Great news! We can eat flowers! Certain edible kinds, that is! Edible flowers are more abundant than you might think. The flowers growing in your backyard could just very well be the kind you can sprinkle in a salad or decorate a cheese platter with. Flowers added to foods and drinks create instant interest. Guests are always intrigued, surprised and delighted to find these special splashes of color on their plates or plunked in their fizzy drink. Explore with the Herbalista’s the many ways you can bring the outdoor color of flowers on to your table and into your mouth this Holiday Season.

The flavors of the flowers can be mild and subtle and so therefore the ways they may be enjoyed are endless.

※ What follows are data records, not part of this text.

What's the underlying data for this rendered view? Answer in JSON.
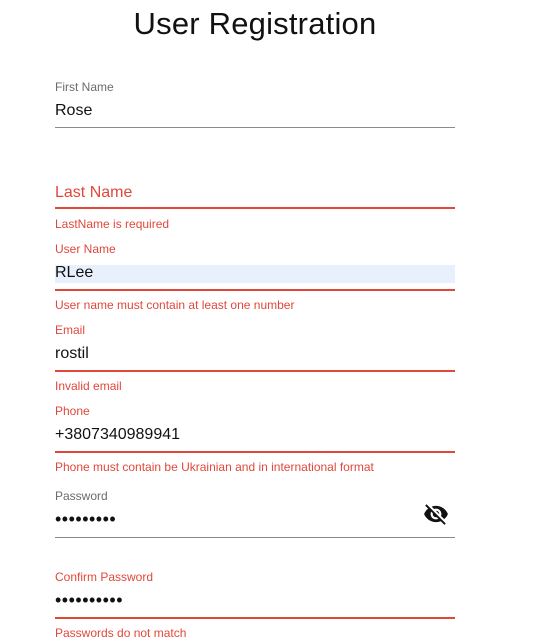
{
  "page": {
    "title": "User Registration"
  },
  "form": {
    "first_name": {
      "label": "First Name",
      "value": "Rose"
    },
    "last_name": {
      "placeholder": "Last Name",
      "value": "",
      "error": "LastName is required"
    },
    "user_name": {
      "label": "User Name",
      "value": "RLee",
      "error": "User name must contain at least one number"
    },
    "email": {
      "label": "Email",
      "value": "rostil",
      "error": "Invalid email"
    },
    "phone": {
      "label": "Phone",
      "value": "+3807340989941",
      "error": "Phone must contain be Ukrainian and in international format"
    },
    "password": {
      "label": "Password",
      "value": "•••••••••",
      "toggle_icon": "eye-off-icon"
    },
    "confirm_password": {
      "label": "Confirm Password",
      "value": "••••••••••",
      "error": "Passwords do not match"
    }
  },
  "colors": {
    "error": "#e0483b",
    "label": "#6b6b6b",
    "underline": "#8a8a8a",
    "autofill_bg": "#e8f0fe"
  }
}
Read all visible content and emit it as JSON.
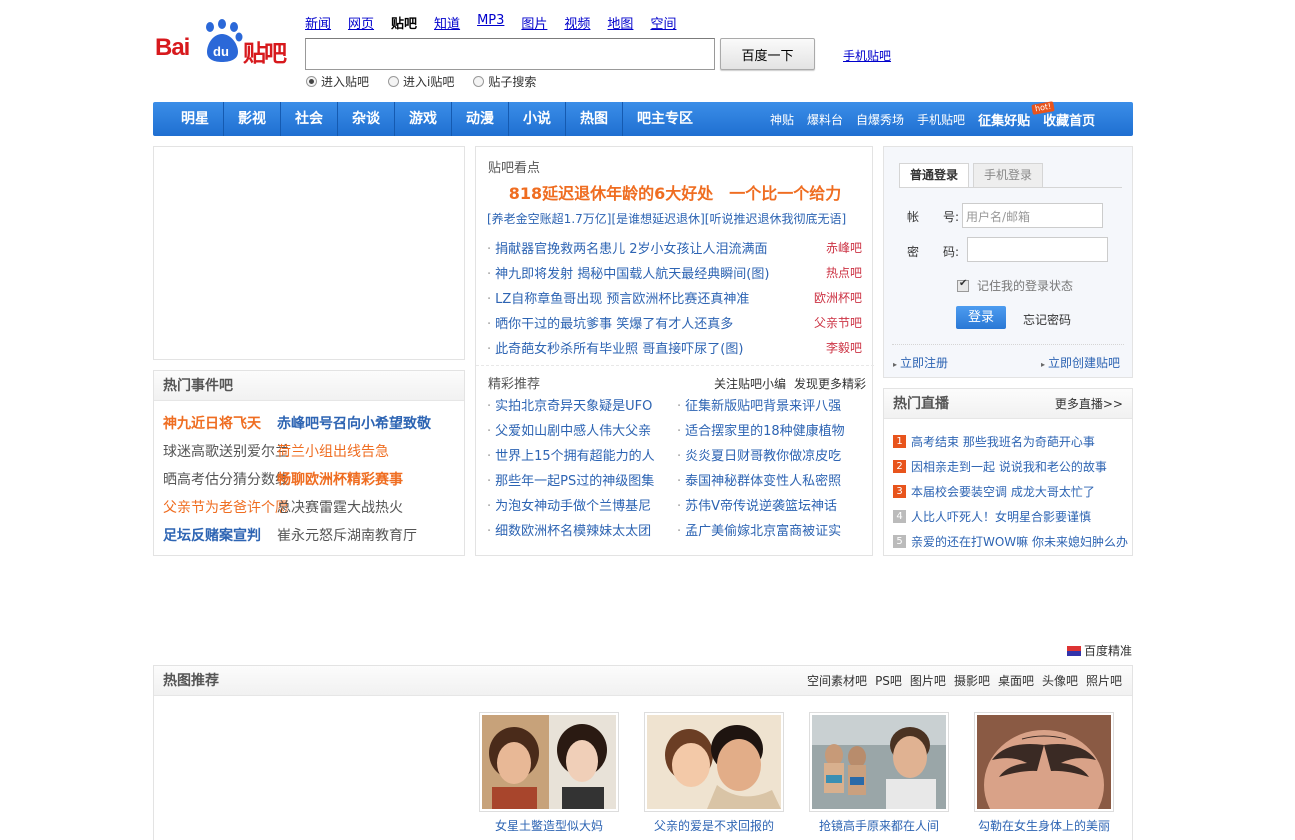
{
  "header": {
    "logo_text_bai": "Bai",
    "logo_text_du": "du",
    "logo_text_tieba": "贴吧",
    "top_nav": [
      {
        "label": "新闻",
        "current": false
      },
      {
        "label": "网页",
        "current": false
      },
      {
        "label": "贴吧",
        "current": true
      },
      {
        "label": "知道",
        "current": false
      },
      {
        "label": "MP3",
        "current": false
      },
      {
        "label": "图片",
        "current": false
      },
      {
        "label": "视频",
        "current": false
      },
      {
        "label": "地图",
        "current": false
      },
      {
        "label": "空间",
        "current": false
      }
    ],
    "search_value": "",
    "search_button": "百度一下",
    "mobile_link": "手机贴吧",
    "radios": [
      {
        "label": "进入贴吧",
        "checked": true
      },
      {
        "label": "进入i贴吧",
        "checked": false
      },
      {
        "label": "贴子搜索",
        "checked": false
      }
    ]
  },
  "navbar": {
    "main": [
      "明星",
      "影视",
      "社会",
      "杂谈",
      "游戏",
      "动漫",
      "小说",
      "热图",
      "吧主专区"
    ],
    "right": [
      "神贴",
      "爆料台",
      "自爆秀场",
      "手机贴吧",
      "征集好贴",
      "收藏首页"
    ],
    "hot_badge": "hot!"
  },
  "hot_events": {
    "title": "热门事件吧",
    "rows": [
      [
        "神九近日将飞天",
        "赤峰吧号召向小希望致敬"
      ],
      [
        "球迷高歌送别爱尔兰",
        "荷兰小组出线告急"
      ],
      [
        "晒高考估分猜分数线",
        "畅聊欧洲杯精彩赛事"
      ],
      [
        "父亲节为老爸许个愿",
        "总决赛雷霆大战热火"
      ],
      [
        "足坛反赌案宣判",
        "崔永元怒斥湖南教育厅"
      ]
    ]
  },
  "tieba_news": {
    "title": "贴吧看点",
    "headline": "818延迟退休年龄的6大好处　一个比一个给力",
    "sub_links": "[养老金空账超1.7万亿][是谁想延迟退休][听说推迟退休我彻底无语]",
    "items": [
      {
        "text": "捐献器官挽救两名患儿  2岁小女孩让人泪流满面",
        "tag": "赤峰吧"
      },
      {
        "text": "神九即将发射  揭秘中国载人航天最经典瞬间(图)",
        "tag": "热点吧"
      },
      {
        "text": "LZ自称章鱼哥出现  预言欧洲杯比赛还真神准",
        "tag": "欧洲杯吧"
      },
      {
        "text": "晒你干过的最坑爹事  笑爆了有才人还真多",
        "tag": "父亲节吧"
      },
      {
        "text": "此奇葩女秒杀所有毕业照  哥直接吓尿了(图)",
        "tag": "李毅吧"
      }
    ],
    "rec_title": "精彩推荐",
    "rec_links": [
      "关注贴吧小编",
      "发现更多精彩"
    ],
    "rec_items": [
      "实拍北京奇异天象疑是UFO",
      "征集新版贴吧背景来评八强",
      "父爱如山剧中感人伟大父亲",
      "适合摆家里的18种健康植物",
      "世界上15个拥有超能力的人",
      "炎炎夏日财哥教你做凉皮吃",
      "那些年一起PS过的神级图集",
      "泰国神秘群体变性人私密照",
      "为泡女神动手做个兰博基尼",
      "苏伟V帝传说逆袭篮坛神话",
      "细数欧洲杯名模辣妹太太团",
      "孟广美偷嫁北京富商被证实"
    ]
  },
  "login": {
    "tabs": [
      "普通登录",
      "手机登录"
    ],
    "account_label": "帐　　号:",
    "account_placeholder": "用户名/邮箱",
    "password_label": "密　　码:",
    "remember": "记住我的登录状态",
    "login_button": "登录",
    "forgot": "忘记密码",
    "register": "立即注册",
    "create_tieba": "立即创建贴吧"
  },
  "live": {
    "title": "热门直播",
    "more": "更多直播>>",
    "items": [
      {
        "num": "1",
        "text": "高考结束  那些我班名为奇葩开心事",
        "color": "#e8541c"
      },
      {
        "num": "2",
        "text": "因相亲走到一起  说说我和老公的故事",
        "color": "#e8541c"
      },
      {
        "num": "3",
        "text": "本届校会要装空调  成龙大哥太忙了",
        "color": "#e8541c"
      },
      {
        "num": "4",
        "text": "人比人吓死人！女明星合影要谨慎",
        "color": "#bbbbbb"
      },
      {
        "num": "5",
        "text": "亲爱的还在打WOW嘛  你未来媳妇肿么办",
        "color": "#bbbbbb"
      }
    ]
  },
  "baidu_ad": "百度精准",
  "hot_images": {
    "title": "热图推荐",
    "links": [
      "空间素材吧",
      "PS吧",
      "图片吧",
      "摄影吧",
      "桌面吧",
      "头像吧",
      "照片吧"
    ],
    "thumbs": [
      {
        "caption": "女星土鳖造型似大妈"
      },
      {
        "caption": "父亲的爱是不求回报的"
      },
      {
        "caption": "抢镜高手原来都在人间"
      },
      {
        "caption": "勾勒在女生身体上的美丽"
      }
    ]
  },
  "colors": {
    "brand_red": "#d7191d",
    "nav_blue": "#2a7ddb",
    "link_blue": "#2d64b3",
    "highlight_orange": "#ef6d21"
  }
}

Get creative and try on salads, cheeses, mixed into butter, and on desserts including ice cream, yum!

Handle with Care: Petals are tender and may wilt if left out too long so use soon after picking. You can also store flowers in an airtight container or wrapped in a moistened produce bag or dishtowel. Picking in the earlier morning will help keep moisture in the petals.


For best taste and to avoid eating the pollen, remove the pistils and stamens.

Common Edible Flowers


Bachelor buttons – in salads, on cheeses

Borage – in salads, on cheeses

Chives- salads, soups, cheeses, butters

Calendula – in salads, cheeses

Day lily- with cream cheese filling

Garlic- in butters, cheeses, dips

Lavenders- add to fruit salads, deserts, ice creams, honey

Nasturtium- adds peppery taste in salads, fill with soft cheeses

Pansy-Viola-Johnny-(Jump-Up’s) high in Vitamins A and C. Add to cheeses and fruit dishes

Rose geranium-on cakes, cream cheese, honeys, butters, in sparkling wines, waters

Rose petals – in champagne, bubbly water, on ice cream, desserts

Sages, pineapple sage- on cheese, savory dishes, potatoes, salads

Sweet Williams (dianthus)- salads, as cake decoration

Words of caution:

Always know exactly what you are picking and eating thereby making sure it is safe for consumption and not poisonous.  Grow flowers organically and avoid those grown in conventional nursery’s. Avoid picking flowers along busy roads, or from areas that may have been sprayed with pesticides or other chemicals. Look out for creepy crawlies! And always ask your neighbors before picking from their yard.